Those numbers strike me as incredibly conservative, however. Gordon received 16% of the team’s targets in 2012, but that number is likely due to rise significantly in 2013; he is just so much more talented than Little, Cameron, Davone Bess and Travis Benjamin. If the Browns attempt 600 passes and Gordon increases his market share of targets to 20%, that will mean 120 targets. Likely, many of those will be high value, downfield targets which is what Gordon specializes in.

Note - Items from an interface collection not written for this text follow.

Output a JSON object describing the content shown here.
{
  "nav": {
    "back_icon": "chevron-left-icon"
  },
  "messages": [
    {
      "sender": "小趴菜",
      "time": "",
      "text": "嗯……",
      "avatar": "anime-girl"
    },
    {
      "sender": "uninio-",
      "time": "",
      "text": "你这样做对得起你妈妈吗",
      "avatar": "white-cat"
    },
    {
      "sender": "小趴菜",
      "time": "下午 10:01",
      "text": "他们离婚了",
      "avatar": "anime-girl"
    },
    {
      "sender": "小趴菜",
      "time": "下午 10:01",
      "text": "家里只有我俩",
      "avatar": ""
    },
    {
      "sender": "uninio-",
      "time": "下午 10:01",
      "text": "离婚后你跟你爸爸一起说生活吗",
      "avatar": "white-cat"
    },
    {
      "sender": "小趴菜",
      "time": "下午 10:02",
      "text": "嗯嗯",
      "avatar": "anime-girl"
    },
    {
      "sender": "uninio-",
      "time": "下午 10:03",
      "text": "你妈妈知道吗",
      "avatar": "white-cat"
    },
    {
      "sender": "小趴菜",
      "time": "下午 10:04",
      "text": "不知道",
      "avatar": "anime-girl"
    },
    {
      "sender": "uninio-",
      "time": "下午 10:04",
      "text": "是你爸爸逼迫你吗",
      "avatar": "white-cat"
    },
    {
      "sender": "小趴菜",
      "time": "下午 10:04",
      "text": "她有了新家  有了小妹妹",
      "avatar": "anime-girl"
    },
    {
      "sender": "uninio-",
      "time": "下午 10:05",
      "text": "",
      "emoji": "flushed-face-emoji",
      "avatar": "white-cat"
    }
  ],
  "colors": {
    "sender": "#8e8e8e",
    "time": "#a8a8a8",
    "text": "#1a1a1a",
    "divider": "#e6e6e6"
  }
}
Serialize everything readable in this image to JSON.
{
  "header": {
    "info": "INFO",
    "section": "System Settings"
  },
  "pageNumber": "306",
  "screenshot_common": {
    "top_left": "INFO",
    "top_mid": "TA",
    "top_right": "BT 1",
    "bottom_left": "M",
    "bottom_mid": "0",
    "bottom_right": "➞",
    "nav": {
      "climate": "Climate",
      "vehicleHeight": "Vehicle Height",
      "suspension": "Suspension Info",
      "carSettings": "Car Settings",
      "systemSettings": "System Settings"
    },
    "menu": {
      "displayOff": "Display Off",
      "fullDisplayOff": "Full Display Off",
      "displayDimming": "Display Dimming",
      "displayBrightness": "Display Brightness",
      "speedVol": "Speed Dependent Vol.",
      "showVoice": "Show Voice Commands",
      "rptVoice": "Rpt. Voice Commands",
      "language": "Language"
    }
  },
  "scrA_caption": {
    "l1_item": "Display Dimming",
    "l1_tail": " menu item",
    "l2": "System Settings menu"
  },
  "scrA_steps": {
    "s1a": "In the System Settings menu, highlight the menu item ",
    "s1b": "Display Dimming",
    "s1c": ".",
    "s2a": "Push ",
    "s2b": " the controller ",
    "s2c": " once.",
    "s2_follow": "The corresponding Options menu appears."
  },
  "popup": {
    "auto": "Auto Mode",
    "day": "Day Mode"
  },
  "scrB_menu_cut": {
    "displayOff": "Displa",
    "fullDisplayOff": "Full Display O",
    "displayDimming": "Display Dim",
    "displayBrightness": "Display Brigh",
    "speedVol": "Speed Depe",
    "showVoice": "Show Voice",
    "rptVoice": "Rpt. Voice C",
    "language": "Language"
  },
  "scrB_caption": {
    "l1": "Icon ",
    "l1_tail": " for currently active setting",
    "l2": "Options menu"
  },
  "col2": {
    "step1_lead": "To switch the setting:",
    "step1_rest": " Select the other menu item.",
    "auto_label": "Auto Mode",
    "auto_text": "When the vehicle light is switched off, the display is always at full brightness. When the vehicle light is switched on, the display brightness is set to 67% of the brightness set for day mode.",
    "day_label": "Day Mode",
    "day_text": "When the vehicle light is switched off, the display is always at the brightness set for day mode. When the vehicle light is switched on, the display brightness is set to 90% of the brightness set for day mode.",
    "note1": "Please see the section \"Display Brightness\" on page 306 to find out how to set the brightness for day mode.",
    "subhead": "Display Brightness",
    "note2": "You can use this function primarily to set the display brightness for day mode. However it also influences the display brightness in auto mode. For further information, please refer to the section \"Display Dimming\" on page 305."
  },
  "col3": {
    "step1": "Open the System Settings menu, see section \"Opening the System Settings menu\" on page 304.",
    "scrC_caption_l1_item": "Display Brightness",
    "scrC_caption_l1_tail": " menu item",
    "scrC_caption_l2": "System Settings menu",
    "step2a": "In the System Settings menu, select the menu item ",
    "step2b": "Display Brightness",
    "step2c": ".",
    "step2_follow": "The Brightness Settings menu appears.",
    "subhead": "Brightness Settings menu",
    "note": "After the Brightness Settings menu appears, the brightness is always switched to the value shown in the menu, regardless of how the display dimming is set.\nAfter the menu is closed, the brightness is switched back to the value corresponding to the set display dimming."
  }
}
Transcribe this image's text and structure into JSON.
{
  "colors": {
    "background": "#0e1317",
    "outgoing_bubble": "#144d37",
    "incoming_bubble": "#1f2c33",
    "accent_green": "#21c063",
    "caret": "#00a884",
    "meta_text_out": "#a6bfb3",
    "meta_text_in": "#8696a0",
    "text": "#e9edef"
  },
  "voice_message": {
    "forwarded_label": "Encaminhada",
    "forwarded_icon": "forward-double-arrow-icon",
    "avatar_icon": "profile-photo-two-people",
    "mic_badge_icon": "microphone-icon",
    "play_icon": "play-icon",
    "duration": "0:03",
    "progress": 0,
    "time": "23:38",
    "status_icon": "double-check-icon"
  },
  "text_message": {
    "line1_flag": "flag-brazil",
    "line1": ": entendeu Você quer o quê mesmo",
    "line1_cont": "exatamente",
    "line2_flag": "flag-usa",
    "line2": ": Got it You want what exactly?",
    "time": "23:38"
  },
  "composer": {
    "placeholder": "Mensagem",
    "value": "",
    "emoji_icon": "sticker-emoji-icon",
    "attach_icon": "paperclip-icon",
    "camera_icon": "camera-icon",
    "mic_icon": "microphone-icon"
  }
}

Bryan Fontaine is a dynasty editor for PFF Fantasy and one of the best fantasy players out there. He drafted Josh Gordon in the RotoViz Dynasty league, and while he was clipped by Ryan Lessard in the finals, he put together one of the all-time great regular season campaigns. (And that’s not an exaggeration. His squad finished clear of the field by 252 points.) He also selected Gordon for his powerhouse FBG Players Championship league, and won the league title there.
Bryan made the case that Gordon’s two closest rookie comps might have been Calvin Johnson and Julio Jones. He then used the Sim Scores to generate a more inclusive list. Here’s that chart with Bryan’s dynasty rankings included.
Bryan had Gordon as WR12 even before the 2013 season started. You should probably be following his various work across the fantasy football landscape.
The Fantasy Douche begins his evaluation of Gordon with an important warning about the cost:
If you did a simple google search for “Josh Gordon fantasy sleeper” I’m sure you would get a good number of results. I’m not going to pretend that’s not problematic, because it is. Every article written about Gordon is going to increase his price, which is going to lower the odds that you get a bargain. It doesn’t do you any good to pick the year’s breakout WR that vaults into the top 24 wide receivers if you end up also paying top 24 WR prices for him at draft time. The draft is about acquiring equity in players, where equity is defined as their performance less the cost to acquire them.
This is an important warning as many drafters will continue to chase trendy players all the way up the board even when it no longer makes sense. On the other hand, there were some very specific things about Gordon that may have caused cautious drafters to get the upside calculation wrong.
If you offered me a chance to acquire a player for basically a fair price based on the prior year’s production, but that player had a range of outcomes that could be wildly better than the prior year outcome, I would take it. In fact I will be taking it with Gordon. You’re basically paying market for Gordon’s 2012 production when you take him at the mid-30s among WRs. Normally you might look at that and say that the player might be just as likely to underpeform their draft spot as they would be to overperform it. But if you adjust the odds by making them conditional upon using that pick on a 22 year old player, and also conditional upon using that pick on a player with an elite Physical Score, then the odds change. Now you have an asymmetric bet, which is what we’re always looking to make in fantasy football.
Winning big fantasy titles is about placing asymmetric bets and having them pay off. I would not have made such a concerted effort to get Josh Gordon if not for the enthusiasm of Davis, Bryan, Frank, and others at RotoViz.
Knowing some of the plans for Season 2, I believe RotoViz has just scratched the surface of what it will eventually provide. I hope you’ll be with us in 2014 as we try to find the next Bell, the next Jeffery, the next Gordon. Our 2014 NFL Draft coverage has already begun.